In the entries that follow, find every line containing "Flatness" and copy it.

━━━━━ Given records ━━━━━

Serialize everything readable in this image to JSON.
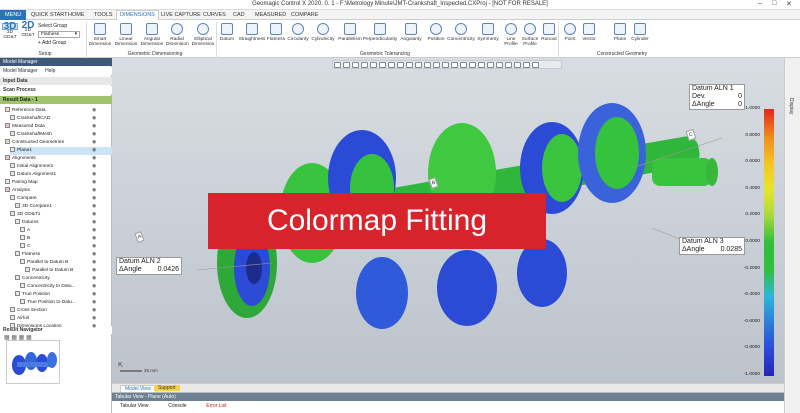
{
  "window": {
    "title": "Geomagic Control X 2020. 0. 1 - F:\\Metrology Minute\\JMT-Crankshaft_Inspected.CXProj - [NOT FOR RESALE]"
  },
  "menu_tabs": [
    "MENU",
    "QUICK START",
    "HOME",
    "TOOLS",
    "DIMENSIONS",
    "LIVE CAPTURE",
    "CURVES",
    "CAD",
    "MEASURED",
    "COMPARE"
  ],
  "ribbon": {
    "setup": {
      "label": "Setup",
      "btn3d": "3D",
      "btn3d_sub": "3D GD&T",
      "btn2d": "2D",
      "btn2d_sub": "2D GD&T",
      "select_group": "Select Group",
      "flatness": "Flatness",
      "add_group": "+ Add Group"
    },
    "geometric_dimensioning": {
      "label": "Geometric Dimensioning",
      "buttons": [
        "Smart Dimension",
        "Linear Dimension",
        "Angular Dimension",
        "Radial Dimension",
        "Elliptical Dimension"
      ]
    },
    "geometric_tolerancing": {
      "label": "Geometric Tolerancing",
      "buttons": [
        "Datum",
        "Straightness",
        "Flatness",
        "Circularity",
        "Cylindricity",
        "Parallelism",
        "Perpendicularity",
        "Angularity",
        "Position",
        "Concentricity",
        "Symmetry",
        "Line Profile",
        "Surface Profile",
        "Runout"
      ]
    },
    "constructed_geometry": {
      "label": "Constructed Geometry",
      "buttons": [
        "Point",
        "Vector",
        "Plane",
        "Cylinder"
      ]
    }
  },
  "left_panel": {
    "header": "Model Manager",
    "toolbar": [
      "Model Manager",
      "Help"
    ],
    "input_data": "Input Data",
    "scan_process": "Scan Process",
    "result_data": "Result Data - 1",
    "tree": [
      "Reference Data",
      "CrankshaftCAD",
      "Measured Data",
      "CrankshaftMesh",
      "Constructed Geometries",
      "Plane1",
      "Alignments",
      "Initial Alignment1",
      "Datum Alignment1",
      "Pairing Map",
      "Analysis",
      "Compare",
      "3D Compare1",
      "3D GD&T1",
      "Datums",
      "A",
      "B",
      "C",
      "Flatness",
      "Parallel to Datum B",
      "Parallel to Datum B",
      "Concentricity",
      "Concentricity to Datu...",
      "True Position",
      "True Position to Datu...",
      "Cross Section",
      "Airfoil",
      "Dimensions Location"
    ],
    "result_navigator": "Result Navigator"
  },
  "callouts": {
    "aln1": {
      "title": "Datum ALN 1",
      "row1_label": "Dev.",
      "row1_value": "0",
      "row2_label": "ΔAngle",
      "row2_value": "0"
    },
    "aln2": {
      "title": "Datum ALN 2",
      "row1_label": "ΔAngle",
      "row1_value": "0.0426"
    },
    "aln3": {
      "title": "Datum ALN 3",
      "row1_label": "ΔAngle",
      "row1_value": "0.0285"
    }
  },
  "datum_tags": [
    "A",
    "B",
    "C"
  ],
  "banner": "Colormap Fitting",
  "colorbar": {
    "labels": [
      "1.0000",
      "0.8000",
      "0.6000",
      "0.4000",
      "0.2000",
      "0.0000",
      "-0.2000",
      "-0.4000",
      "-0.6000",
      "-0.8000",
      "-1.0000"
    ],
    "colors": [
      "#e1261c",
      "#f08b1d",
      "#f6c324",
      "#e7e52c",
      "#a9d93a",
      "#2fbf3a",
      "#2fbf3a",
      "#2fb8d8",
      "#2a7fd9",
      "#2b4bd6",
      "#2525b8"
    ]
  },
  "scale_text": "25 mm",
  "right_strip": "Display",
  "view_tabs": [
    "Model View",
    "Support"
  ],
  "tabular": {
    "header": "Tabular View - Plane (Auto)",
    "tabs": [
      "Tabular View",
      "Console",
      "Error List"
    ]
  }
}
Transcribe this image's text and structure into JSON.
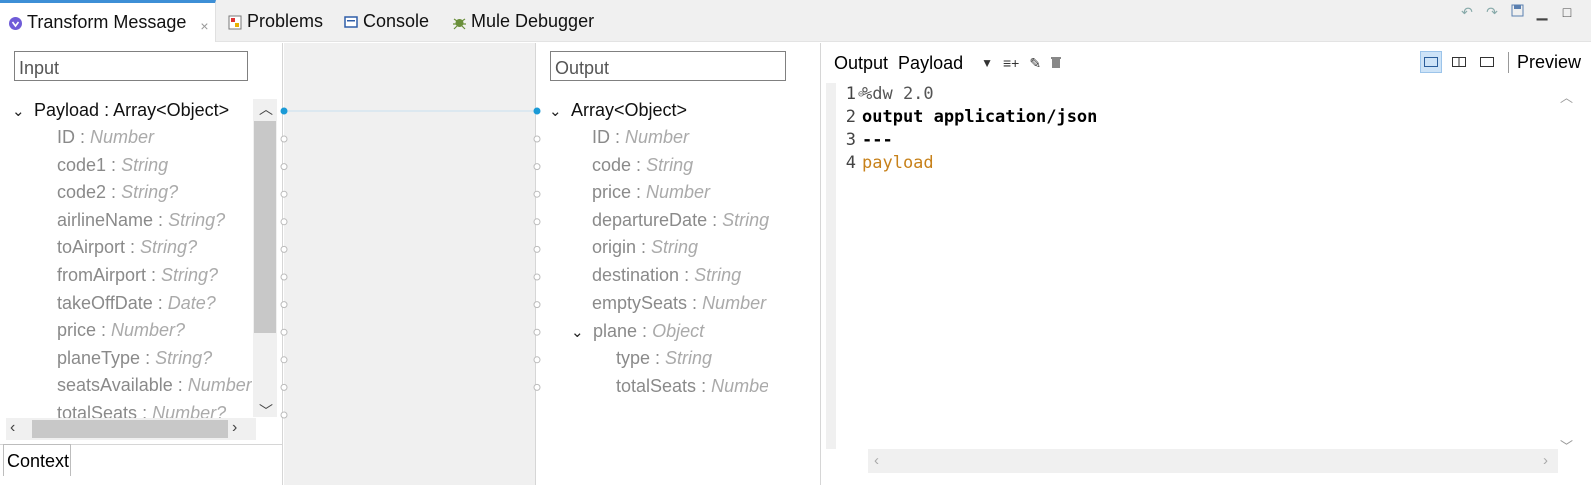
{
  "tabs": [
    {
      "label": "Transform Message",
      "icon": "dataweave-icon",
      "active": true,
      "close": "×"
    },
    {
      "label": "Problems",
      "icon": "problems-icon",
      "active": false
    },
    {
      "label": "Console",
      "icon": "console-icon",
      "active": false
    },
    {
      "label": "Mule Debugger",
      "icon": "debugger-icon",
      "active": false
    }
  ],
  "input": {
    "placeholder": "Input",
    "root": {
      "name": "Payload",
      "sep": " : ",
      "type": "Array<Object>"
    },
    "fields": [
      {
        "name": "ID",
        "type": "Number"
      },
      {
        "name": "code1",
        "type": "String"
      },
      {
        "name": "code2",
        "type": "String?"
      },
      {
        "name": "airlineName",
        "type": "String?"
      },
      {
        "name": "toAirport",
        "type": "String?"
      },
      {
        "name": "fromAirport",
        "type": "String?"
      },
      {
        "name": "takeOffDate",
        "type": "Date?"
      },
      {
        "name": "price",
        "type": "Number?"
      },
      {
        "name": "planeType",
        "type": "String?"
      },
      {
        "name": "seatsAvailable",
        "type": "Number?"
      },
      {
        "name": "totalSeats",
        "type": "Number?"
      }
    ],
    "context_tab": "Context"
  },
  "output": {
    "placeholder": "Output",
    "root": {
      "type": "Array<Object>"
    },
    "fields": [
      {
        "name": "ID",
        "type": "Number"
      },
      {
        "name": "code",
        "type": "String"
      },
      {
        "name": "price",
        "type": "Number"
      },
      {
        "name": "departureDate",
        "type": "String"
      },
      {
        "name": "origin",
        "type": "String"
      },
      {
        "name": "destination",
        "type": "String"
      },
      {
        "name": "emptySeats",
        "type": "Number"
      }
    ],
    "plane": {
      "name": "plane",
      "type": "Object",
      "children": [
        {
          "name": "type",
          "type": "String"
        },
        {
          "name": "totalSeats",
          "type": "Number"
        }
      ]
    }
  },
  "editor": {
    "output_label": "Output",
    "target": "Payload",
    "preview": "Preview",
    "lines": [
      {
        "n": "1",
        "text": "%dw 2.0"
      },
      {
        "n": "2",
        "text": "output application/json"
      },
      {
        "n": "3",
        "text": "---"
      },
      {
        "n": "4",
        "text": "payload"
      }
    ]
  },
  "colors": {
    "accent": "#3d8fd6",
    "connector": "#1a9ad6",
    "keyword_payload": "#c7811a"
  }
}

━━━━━

> _Result_
      "flatness": "Flatness",
        "Flatness",
      "Flatness",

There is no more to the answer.